In the past 6 years of working within the ad-tech ecosystem, I have seen and been a part of the growing importance of the ad operations and ad quality function. From a simple reactive support function, Ad Ops has become a true sales and business team, defining parameters for ad rendering, understanding specificities of cultures as well as ethnic regional nuances and, most importantly, championing optimization.

What are the top 3 things that an Ad Quality team does ?

Here’s a peek into a day’s work of the Ad Quality team. Our team manually checks and approves every single ad served on our platform.

1. Basic Quality Check

Manually reviewing each demand and supply piece on parameters such as rendering, behavior, ad content, and quality.
With new ad formats such as native ads, very high user interactive ads (e.g. ad carousel), and direct transaction ads for e-commerce domains, the review process has improved considerably with the use of proxies and third-party tools.

2. Cultural Fit Check

Understanding region, cultural and ethnicity specific guidelines to enable correct geographical and demographic targeting.
Mobile ad tech is one of the few industries which has impacted all global markets at almost the same pace. Therefore, from economic giants like the US and European nations to small countries like Sri Lanka and Indonesia, each market has its own complexities and needs to be understood perfectly.

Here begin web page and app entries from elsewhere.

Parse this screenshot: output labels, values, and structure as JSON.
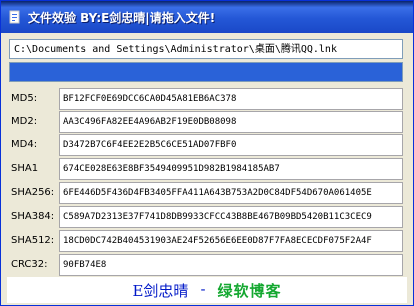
{
  "titlebar": {
    "title": "文件效验 BY:E剑忠晴|请拖入文件!",
    "icon": "app-icon"
  },
  "file_path": "C:\\Documents and Settings\\Administrator\\桌面\\腾讯QQ.lnk",
  "progress": {
    "value": 1.0,
    "color": "#2a62d8"
  },
  "hashes": [
    {
      "label": "MD5:",
      "value": "BF12FCF0E69DCC6CA0D45A81EB6AC378"
    },
    {
      "label": "MD2:",
      "value": "AA3C496FA82EE4A96AB2F19E0DB08098"
    },
    {
      "label": "MD4:",
      "value": "D3472B7C6F4EE2E2B5C6CE51AD07FBF0"
    },
    {
      "label": "SHA1",
      "value": "674CE028E63E8BF3549409951D982B1984185AB7"
    },
    {
      "label": "SHA256:",
      "value": "6FE446D5F436D4FB3405FFA411A643B753A2D0C84DF54D670A061405E"
    },
    {
      "label": "SHA384:",
      "value": "C589A7D2313E37F741D8DB9933CFCC43B8BE467B09BD5420B11C3CEC9"
    },
    {
      "label": "SHA512:",
      "value": "18CD0DC742B404531903AE24F52656E6EE0D87F7FA8ECECDF075F2A4F"
    },
    {
      "label": "CRC32:",
      "value": "90FB74E8"
    }
  ],
  "footer": {
    "author": "E剑忠晴",
    "dash": "-",
    "blog": "绿软博客"
  },
  "colors": {
    "author": "#0018c8",
    "blog": "#14a830"
  }
}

3. Context Check

Optimizing every ad by ensuring they are run on best inventory to generate the best yield.
This involves great in-depth knowledge of available sources, best converting supply, etc. This analytical part gives an edge to any campaign and ensures that advertisers’ goals, such as awareness (branding), acquisition (performance), or transaction (post-install performance) are fulfilled at the best cost possible.

Here are a few examples of ads that our team recently approved and declined, as well as the reasons for doing so:

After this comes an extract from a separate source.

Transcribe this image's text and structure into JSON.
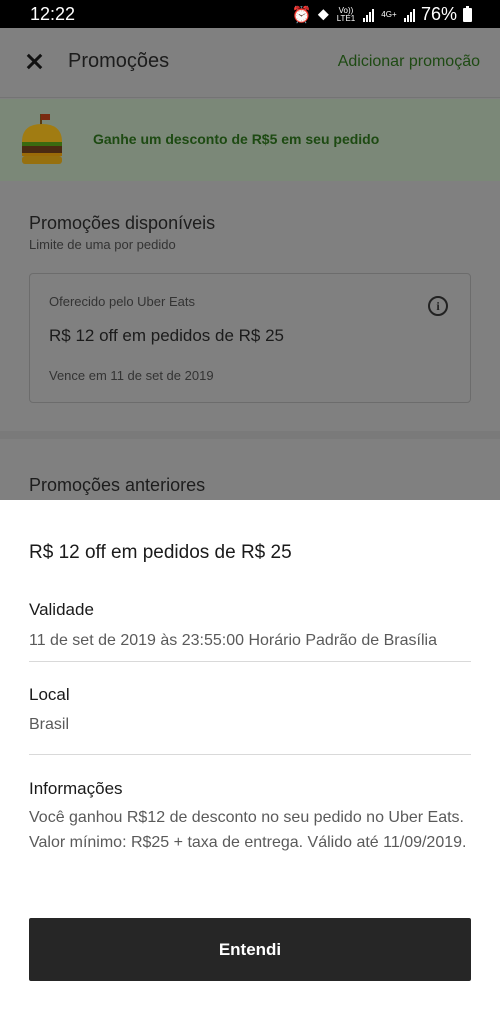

  • Give clear insights as to the product advertised
  • Mentions the brand name
  • Has no ambiguity or user attention-diverting gimmicks such as flash or blink

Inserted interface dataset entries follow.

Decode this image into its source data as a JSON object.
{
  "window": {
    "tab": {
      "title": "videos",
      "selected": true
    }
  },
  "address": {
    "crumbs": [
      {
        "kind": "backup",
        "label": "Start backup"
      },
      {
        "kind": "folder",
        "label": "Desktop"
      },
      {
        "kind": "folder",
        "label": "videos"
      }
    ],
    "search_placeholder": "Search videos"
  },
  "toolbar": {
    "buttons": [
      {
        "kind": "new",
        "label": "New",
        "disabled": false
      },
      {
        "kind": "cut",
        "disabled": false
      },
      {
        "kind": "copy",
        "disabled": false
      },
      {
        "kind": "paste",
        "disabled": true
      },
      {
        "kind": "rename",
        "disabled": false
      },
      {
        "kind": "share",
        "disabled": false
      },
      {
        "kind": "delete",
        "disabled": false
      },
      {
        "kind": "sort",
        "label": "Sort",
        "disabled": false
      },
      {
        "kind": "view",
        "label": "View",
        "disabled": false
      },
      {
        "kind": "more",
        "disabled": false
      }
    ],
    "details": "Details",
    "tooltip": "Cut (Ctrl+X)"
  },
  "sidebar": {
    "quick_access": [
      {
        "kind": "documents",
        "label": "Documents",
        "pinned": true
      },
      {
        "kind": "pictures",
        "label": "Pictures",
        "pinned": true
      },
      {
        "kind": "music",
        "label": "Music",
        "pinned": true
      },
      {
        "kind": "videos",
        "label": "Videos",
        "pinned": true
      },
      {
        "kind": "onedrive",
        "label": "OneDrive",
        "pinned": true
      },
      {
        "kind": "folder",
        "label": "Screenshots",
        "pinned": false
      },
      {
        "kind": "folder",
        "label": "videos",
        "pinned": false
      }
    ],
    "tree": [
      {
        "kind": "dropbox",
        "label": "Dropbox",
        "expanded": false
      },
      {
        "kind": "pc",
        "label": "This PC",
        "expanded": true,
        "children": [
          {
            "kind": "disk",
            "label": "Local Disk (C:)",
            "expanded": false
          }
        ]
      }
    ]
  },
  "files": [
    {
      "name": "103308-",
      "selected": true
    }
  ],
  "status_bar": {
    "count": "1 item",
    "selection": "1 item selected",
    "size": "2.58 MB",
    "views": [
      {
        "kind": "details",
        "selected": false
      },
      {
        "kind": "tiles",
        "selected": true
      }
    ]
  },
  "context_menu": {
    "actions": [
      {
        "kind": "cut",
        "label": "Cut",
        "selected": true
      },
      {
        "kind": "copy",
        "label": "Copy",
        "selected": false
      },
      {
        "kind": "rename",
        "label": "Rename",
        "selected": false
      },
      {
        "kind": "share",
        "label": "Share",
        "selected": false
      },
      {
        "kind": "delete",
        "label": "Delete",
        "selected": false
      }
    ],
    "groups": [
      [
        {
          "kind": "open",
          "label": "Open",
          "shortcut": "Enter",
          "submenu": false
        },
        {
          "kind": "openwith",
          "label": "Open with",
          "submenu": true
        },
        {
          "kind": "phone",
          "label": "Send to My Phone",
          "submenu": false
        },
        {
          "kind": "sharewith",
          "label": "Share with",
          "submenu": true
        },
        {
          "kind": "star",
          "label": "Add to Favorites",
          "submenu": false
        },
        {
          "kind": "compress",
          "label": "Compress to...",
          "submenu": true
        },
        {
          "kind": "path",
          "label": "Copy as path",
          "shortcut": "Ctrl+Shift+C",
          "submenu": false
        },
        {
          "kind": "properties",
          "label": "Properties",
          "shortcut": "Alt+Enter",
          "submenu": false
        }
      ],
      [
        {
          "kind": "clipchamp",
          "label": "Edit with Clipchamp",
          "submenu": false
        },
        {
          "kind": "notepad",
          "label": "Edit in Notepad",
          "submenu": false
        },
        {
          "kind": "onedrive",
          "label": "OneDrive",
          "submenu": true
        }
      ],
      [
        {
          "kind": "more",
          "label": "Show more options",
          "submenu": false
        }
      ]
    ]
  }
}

Not Cool:

  • Mimics the Facebook design and color patterns

  • Plain fraudulent message

  • Ambiguous message
  • No brand shown
  • Obviously not suited for many publishers/countries/cultures

Will automation completely take over adops in the future?

It goes without saying that a single super fast algorithm, an image recognition program (hello Google), and an automatic script will always be faster than a team of 15 people who manually review each ad piece. They cost less in the long run and maintain great SLAs (service level agreement, which is the minimum time by which an ad is approved and starts to be served). Eventually, automation could greatly benefit ad tech firms by cutting costs and becoming more effective.

However, I strongly believe that ad operations work best by combining the manual review process with the processing power of automated tools. Robots are faster, but only humans are capable of correctly vetting 100% of ads submitted. Ad Quality is unfortunately a field where the 80/20 rule is not applicable; even if robots managed to assess the quality of 99.9% of the ads, the remaining 0.1% false positives could be very detrimental to brand advertisers or to publishers. Therefore, by capturing all the various aspects of ad behaviors and ad content, this collaboration between humans and robots can make the process faster, more accurate and, most importantly, bullet-proof.

In the end, automating the vetting of ad units as well as the selection of publishers can enhance the ad operations’ function but cannot entirely replace it, as teams of 5 to 10 - sometimes more in some bigger ad firms - individuals will always be experts at looking at every ad piece with a keen eye and capture all parts within those banners, videos, and other formats.

Do you have any ad quality horror story? What are your expectations of an ad operations team?

Kanika Upadhyay
Kanika is Head of Ad Quality at Bidstalk (now part of AppLift). Her role involves designing ad approval processes and content guidelines for Ad Operations. She holds a masters degree in Business Management and has 6 years of experience in AdTech. Prior to her current role, she cut her teeth at InMobi Technologies as Ad Quality and Marketplace Quality Analyst.